Of all the foul forces blamed for the recession, GDP, a comforting and oft-cited bellwether, surely must rank among the more bizarre. The Commission on the Measurement of Economic Performance and Social Progress — a group convened by French President Nicolas Sarkozy and chaired by famed economist Joseph Stiglitz — recently declared that our preoccupation with gross domestic product may actually have made things worse. “Perhaps had there been more awareness of the limitations of standard metrics, like GDP, there would have been less euphoria over economic performance in the years prior to the crisis,” the commission hypothesized in its final report, delivered in early September. Had other indicators (such as rising debt) received more attention, greater caution might have prevailed.
GDP represents the sum of all economic activity within a nation’s borders, regardless of who actually owns the means of production. All major economies use it as their primary measure of economic activity, partly because it’s easily accessible. We mark the beginning and ending of recessions based on its movements. It makes frequent appearances in political rhetoric. Yet for all our obsessing over it, as an indicator of economic health, GDP leaves much to be desired. The Economist once sniffed that the acronym should really stand for “grossly deceptive product.”
The case against GDP revolves largely around its inadequacy in measuring well-being. GDP is often divided by population to obtain GDP-per-capita, a ratio commonly cited when discussing living standards. Yet in situations of growing inequality, GDP falls short — Americans’ median incomes fell in recent years, for example, yet GDP rose. “GDP doesn’t tell you about what happens to the typical citizen,” Stiglitz has said.
GDP also ignores degradation of resources and the environment. A nation may expand production while leaving depleted oilfields and decimated forests in its wake; the cost to future generations goes uncalculated. A massive oil spill drives up GDP, yet we cannot say we’re any better off for scrubbing waterfowl.
When GDP is conflated with well-being, the results often militate against common sense. If you walked to work this morning, you likely contributed nothing to GDP. If you endured an hour-long traffic jam staring at the hindquarters of someone else’s SUV, however, that national account salutes you. You consumed fuel, and you’re wearing out your vehicle in the bargain. If you rear-ended the car in front of you, even better — because you’ll need a new car, and your insurance rates might skyrocket.
GDP applies no value to leisure. An economy can produce more if its citizens work longer hours and spend less time at Caribbean resorts sunning themselves. But that’s not everybody’s idea of progress.
Let’s say the federal government commissions a 200-storey replica of the Tower of Babel in downtown Saskatoon. By the numbers, its construction would represent tremendous economic growth. But as economist Frank Shostak once pointed out, such projects divert resources from activities that actually generate long-term wealth.

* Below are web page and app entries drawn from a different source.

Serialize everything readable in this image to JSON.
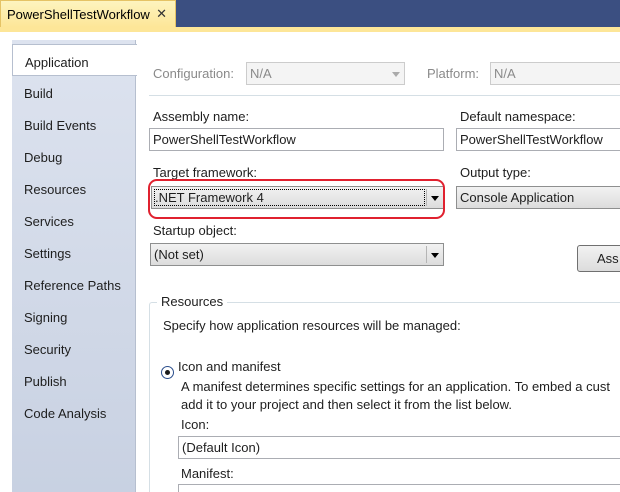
{
  "document_tab": {
    "title": "PowerShellTestWorkflow",
    "close_glyph": "✕"
  },
  "sidebar": {
    "items": [
      {
        "label": "Application",
        "active": true
      },
      {
        "label": "Build"
      },
      {
        "label": "Build Events"
      },
      {
        "label": "Debug"
      },
      {
        "label": "Resources"
      },
      {
        "label": "Services"
      },
      {
        "label": "Settings"
      },
      {
        "label": "Reference Paths"
      },
      {
        "label": "Signing"
      },
      {
        "label": "Security"
      },
      {
        "label": "Publish"
      },
      {
        "label": "Code Analysis"
      }
    ]
  },
  "config": {
    "configuration_label": "Configuration:",
    "configuration_value": "N/A",
    "platform_label": "Platform:",
    "platform_value": "N/A"
  },
  "form": {
    "assembly_name_label": "Assembly name:",
    "assembly_name_value": "PowerShellTestWorkflow",
    "default_namespace_label": "Default namespace:",
    "default_namespace_value": "PowerShellTestWorkflow",
    "target_framework_label": "Target framework:",
    "target_framework_value": ".NET Framework 4",
    "output_type_label": "Output type:",
    "output_type_value": "Console Application",
    "startup_object_label": "Startup object:",
    "startup_object_value": "(Not set)",
    "assembly_info_button": "Ass"
  },
  "resources": {
    "group_title": "Resources",
    "description": "Specify how application resources will be managed:",
    "icon_manifest_option": "Icon and manifest",
    "manifest_help_line1": "A manifest determines specific settings for an application. To embed a cust",
    "manifest_help_line2": "add it to your project and then select it from the list below.",
    "icon_label": "Icon:",
    "icon_value": "(Default Icon)",
    "manifest_label": "Manifest:"
  },
  "colors": {
    "tabstrip": "#3b4f81",
    "active_tab": "#fde698",
    "highlight_ring": "#e0212f"
  }
}
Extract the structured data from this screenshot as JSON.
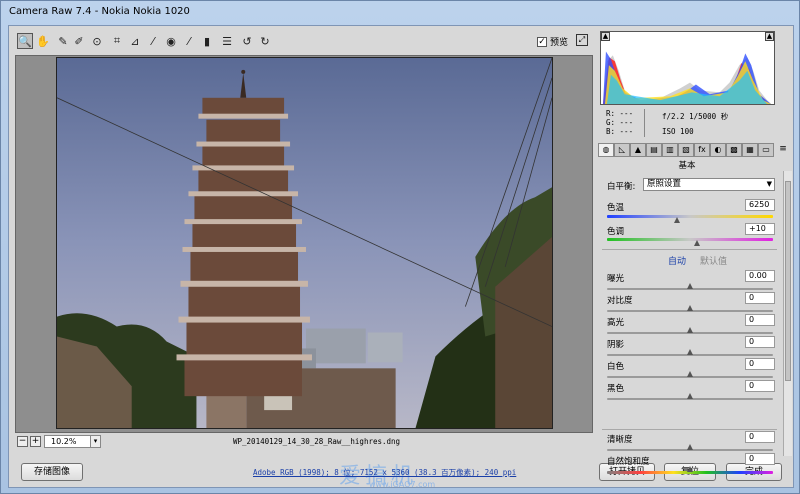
{
  "window": {
    "title": "Camera Raw 7.4  -  Nokia Nokia 1020"
  },
  "toolbar": {
    "tools": [
      {
        "icon": "zoom-icon",
        "glyph": "🔍"
      },
      {
        "icon": "hand-icon",
        "glyph": "✋"
      },
      {
        "icon": "white-balance-icon",
        "glyph": "✎"
      },
      {
        "icon": "color-sampler-icon",
        "glyph": "✐"
      },
      {
        "icon": "target-adjust-icon",
        "glyph": "⊙"
      },
      {
        "icon": "crop-icon",
        "glyph": "⌗"
      },
      {
        "icon": "straighten-icon",
        "glyph": "⊿"
      },
      {
        "icon": "spot-removal-icon",
        "glyph": "⁄"
      },
      {
        "icon": "red-eye-icon",
        "glyph": "◉"
      },
      {
        "icon": "adjustment-brush-icon",
        "glyph": "⁄"
      },
      {
        "icon": "graduated-filter-icon",
        "glyph": "▮"
      },
      {
        "icon": "preferences-icon",
        "glyph": "☰"
      },
      {
        "icon": "rotate-left-icon",
        "glyph": "↺"
      },
      {
        "icon": "rotate-right-icon",
        "glyph": "↻"
      }
    ],
    "preview_label": "预览",
    "preview_checked": true
  },
  "canvas": {
    "zoom": "10.2%",
    "filename": "WP_20140129_14_30_28_Raw__highres.dng"
  },
  "footer": {
    "save_label": "存储图像",
    "workflow_link": "Adobe RGB (1998); 8 位; 7152 x 5360 (38.3 百万像素); 240 ppi",
    "watermark": "爱搞机",
    "watermark_url": "www.iGAO7.com",
    "open_copy_label": "打开拷贝",
    "reset_label": "复位",
    "done_label": "完成"
  },
  "readout": {
    "r": "R:  ---",
    "g": "G:  ---",
    "b": "B:  ---",
    "exposure": "f/2.2  1/5000 秒",
    "iso": "ISO 100"
  },
  "panel": {
    "section_title": "基本",
    "wb_label": "白平衡:",
    "wb_value": "原照设置",
    "temp_label": "色温",
    "temp_value": "6250",
    "tint_label": "色调",
    "tint_value": "+10",
    "auto_label": "自动",
    "default_label": "默认值",
    "tone": [
      {
        "label": "曝光",
        "value": "0.00",
        "pos": 0.5
      },
      {
        "label": "对比度",
        "value": "0",
        "pos": 0.5
      },
      {
        "label": "高光",
        "value": "0",
        "pos": 0.5
      },
      {
        "label": "阴影",
        "value": "0",
        "pos": 0.5
      },
      {
        "label": "白色",
        "value": "0",
        "pos": 0.5
      },
      {
        "label": "黑色",
        "value": "0",
        "pos": 0.5
      }
    ],
    "presence": [
      {
        "label": "清晰度",
        "value": "0",
        "pos": 0.5
      },
      {
        "label": "自然饱和度",
        "value": "0",
        "pos": 0.5
      }
    ],
    "temp_pos": 0.42,
    "tint_pos": 0.54
  },
  "tabs": [
    "basic-tab-icon",
    "tone-curve-tab-icon",
    "detail-tab-icon",
    "hsl-tab-icon",
    "split-toning-tab-icon",
    "lens-tab-icon",
    "fx-tab-icon",
    "camera-calibration-tab-icon",
    "presets-tab-icon",
    "settings-tab-icon",
    "snapshots-tab-icon"
  ],
  "colors": {
    "accent_link": "#1a3fa8",
    "watermark": "#8fb6e6"
  }
}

“What we measure affects what we do; and if our measurements are flawed, decisions may be distorted,” the commission noted. What to do, then? A few years back, the OECD suggested GDP should be supplemented by other figures, including both monetary measures such as the distribution of household income and non-monetary measures like leisure and social conditions. Stiglitz’s commission goes into far greater detail in its nearly 300-page report. Just how to measure subjective items like the value of a hike in the Rockies will undoubtedly provoke lively debate.
But if we want to understand why GDP keeps letting us down, we should recognize that we apply it for purposes its creator never intended. GDP (actually its predecessor, gross national product (GNP), which GDP replaced by the 1990s) was introduced during the Second World War by Simon Kuznets, a meticulous economist who spent most of his professional life devising ways of measuring national income. America needed tools for wartime planning, and Kuznets provided one. In the late 1940s, however, he quit the U.S. Department of Commerce over its refusal to include the value of unpaid housework when calculating the nation’s production. Decades later, he elaborated: “Distinctions must be kept in mind between quantity and quality of growth, between costs and returns, and between the short and long run. Goals for more growth should specify more growth of what and for what.” Words to remember as we mark the end of the latest recession — as measured by GDP, that is. –